Personal Finance: Keep an investment diary

July 4, 2008

By putting your money thoughts to paper and spelling out why you made the purchase in the first place, you're more likely to make sure the investment has stayed true to your original aim.

"I bought this mutual fund because it provides steady income, which I'll need when my daughter starts college in 15 years." That's the type of investment goal that you'd be wise to write down, recommends Christine Benz, director of personal finance for Morningstar, the Chicago-based stock and mutual fund tracker. By putting your money thoughts to paper and spelling out why you made the purchase in the first place, you're more likely to make sure the investment has stayed true to your original aim. On the other hand, you'll also be quicker to sell the investment if its goals are no longer aligned with yours.

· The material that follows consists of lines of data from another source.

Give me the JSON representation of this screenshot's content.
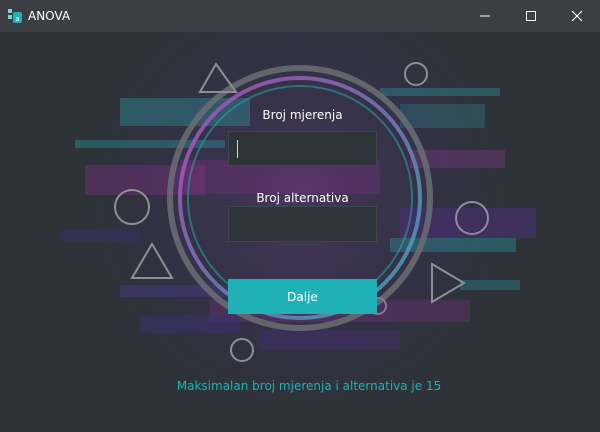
{
  "window": {
    "title": "ANOVA"
  },
  "form": {
    "measurements_label": "Broj mjerenja",
    "measurements_value": "",
    "alternatives_label": "Broj alternativa",
    "alternatives_value": "",
    "submit_label": "Dalje"
  },
  "footer": {
    "note": "Maksimalan broj mjerenja i alternativa je 15"
  },
  "colors": {
    "accent": "#1fb1b6",
    "background": "#2e3338",
    "titlebar": "#3b3f43"
  },
  "icons": [
    "app-icon",
    "minimize-icon",
    "maximize-icon",
    "close-icon"
  ]
}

This diary-like approach to investing "will help to instill discipline and eliminate some of the emotion that so often gets in the way of smart investing," says Benz, who also serves as editor of the Morningstar Practical Finance newsletter.